Git is an extremely popular open-source version control system that might look complicated, but once you get the hang of it, it will make your life very easy. In this guide, we will cover the basics of how to rename your local and remote git branches. Read on!
How To Rename a Local Git Branch
Renaming a local git branch is easy and you can do it in as little as one command!
#1. Navigate to the branch you want to rename. You can do this by using the following command:
$ git checkout <branch_name>
#2. Now, you can rename your original branch:
$ git branch -m <new_name>
If you are on a different branch, you can instead use a different command.
$ git branch -m <old_name> <new_name>
That's all! At this point, you should have successfully renamed your local git branch.
You can verify the names of your local branches with the command -
git branch, which will show you a list of all your remote branches.
How To Rename a Remote Git Branch

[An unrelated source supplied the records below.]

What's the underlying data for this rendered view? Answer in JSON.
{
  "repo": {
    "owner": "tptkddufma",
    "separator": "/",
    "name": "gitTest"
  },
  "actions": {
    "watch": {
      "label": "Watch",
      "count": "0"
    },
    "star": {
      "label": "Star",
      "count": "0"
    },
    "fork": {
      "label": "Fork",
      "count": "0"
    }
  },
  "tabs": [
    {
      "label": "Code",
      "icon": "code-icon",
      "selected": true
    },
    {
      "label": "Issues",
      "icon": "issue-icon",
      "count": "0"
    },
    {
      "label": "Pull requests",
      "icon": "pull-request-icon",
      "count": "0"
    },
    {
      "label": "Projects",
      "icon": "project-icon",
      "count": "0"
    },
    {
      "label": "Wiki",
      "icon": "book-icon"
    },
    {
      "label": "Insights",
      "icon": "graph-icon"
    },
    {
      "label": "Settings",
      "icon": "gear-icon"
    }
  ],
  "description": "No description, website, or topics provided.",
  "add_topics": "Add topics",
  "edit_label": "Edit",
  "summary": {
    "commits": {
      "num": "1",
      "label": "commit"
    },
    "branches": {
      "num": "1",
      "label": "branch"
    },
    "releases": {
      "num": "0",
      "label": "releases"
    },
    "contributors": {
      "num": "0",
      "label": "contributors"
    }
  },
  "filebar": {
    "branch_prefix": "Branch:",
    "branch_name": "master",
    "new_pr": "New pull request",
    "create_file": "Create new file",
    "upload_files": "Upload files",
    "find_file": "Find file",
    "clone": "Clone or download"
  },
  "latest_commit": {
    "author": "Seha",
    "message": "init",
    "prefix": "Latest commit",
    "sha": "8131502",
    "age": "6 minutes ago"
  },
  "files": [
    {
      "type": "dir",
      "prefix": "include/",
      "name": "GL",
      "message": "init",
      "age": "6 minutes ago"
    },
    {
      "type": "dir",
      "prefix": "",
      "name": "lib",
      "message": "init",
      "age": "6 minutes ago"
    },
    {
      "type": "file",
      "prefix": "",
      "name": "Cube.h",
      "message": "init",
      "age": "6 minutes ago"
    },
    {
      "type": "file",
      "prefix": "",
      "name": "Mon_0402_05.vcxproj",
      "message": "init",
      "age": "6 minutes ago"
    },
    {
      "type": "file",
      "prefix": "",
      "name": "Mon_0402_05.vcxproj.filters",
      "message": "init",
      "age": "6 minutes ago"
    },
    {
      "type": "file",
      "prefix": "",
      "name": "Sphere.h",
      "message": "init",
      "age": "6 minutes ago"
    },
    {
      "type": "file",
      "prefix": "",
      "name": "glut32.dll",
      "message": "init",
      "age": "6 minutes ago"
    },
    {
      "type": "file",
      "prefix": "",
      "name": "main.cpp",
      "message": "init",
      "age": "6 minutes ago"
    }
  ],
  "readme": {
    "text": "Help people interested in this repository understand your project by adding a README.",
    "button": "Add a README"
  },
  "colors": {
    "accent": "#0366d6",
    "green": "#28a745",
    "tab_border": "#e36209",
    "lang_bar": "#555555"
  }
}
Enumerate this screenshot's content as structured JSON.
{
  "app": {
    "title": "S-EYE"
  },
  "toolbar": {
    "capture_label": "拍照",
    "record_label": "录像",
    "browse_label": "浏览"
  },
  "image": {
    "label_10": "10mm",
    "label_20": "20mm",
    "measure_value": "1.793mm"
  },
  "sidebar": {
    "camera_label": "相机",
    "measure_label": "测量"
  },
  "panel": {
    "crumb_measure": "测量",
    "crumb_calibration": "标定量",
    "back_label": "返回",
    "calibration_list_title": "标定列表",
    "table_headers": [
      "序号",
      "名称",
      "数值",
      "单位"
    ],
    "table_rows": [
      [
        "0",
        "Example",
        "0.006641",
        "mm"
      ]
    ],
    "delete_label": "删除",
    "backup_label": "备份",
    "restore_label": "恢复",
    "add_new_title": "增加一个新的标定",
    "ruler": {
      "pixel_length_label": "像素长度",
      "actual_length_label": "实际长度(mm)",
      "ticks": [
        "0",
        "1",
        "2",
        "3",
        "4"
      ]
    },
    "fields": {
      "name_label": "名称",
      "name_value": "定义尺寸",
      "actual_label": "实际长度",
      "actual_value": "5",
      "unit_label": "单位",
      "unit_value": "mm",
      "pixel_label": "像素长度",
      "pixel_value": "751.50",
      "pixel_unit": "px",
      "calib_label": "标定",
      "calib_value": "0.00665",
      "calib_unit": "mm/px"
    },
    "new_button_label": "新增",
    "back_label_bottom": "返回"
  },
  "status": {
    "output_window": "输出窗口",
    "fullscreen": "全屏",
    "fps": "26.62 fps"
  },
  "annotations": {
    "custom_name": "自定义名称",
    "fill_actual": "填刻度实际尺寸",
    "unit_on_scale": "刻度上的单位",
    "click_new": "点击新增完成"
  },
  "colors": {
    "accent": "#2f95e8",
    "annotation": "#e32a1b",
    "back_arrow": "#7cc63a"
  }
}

Once you've followed the steps outlined above and deleted your local git branch, you might want to rename its remote copy as well (if you have already pushed the original branch). There is no direct command to this. Instead, you will have to delete the original remote branch and then push the renamed local one. Here's how.
#1. First, you will have to delete the remote git branch. To do this, type one of the following into the terminal:
$ git push <remote> --delete <branch_name> or $ git push <remote> :<branch_name>
<remote> is the name of your remote repository. In most cases, it tends to be
#2. Now, you can push the renamed branch to
<origin> and ask your new local branch to track your new remote branch.
git push origin -u <new_name>
And you're done!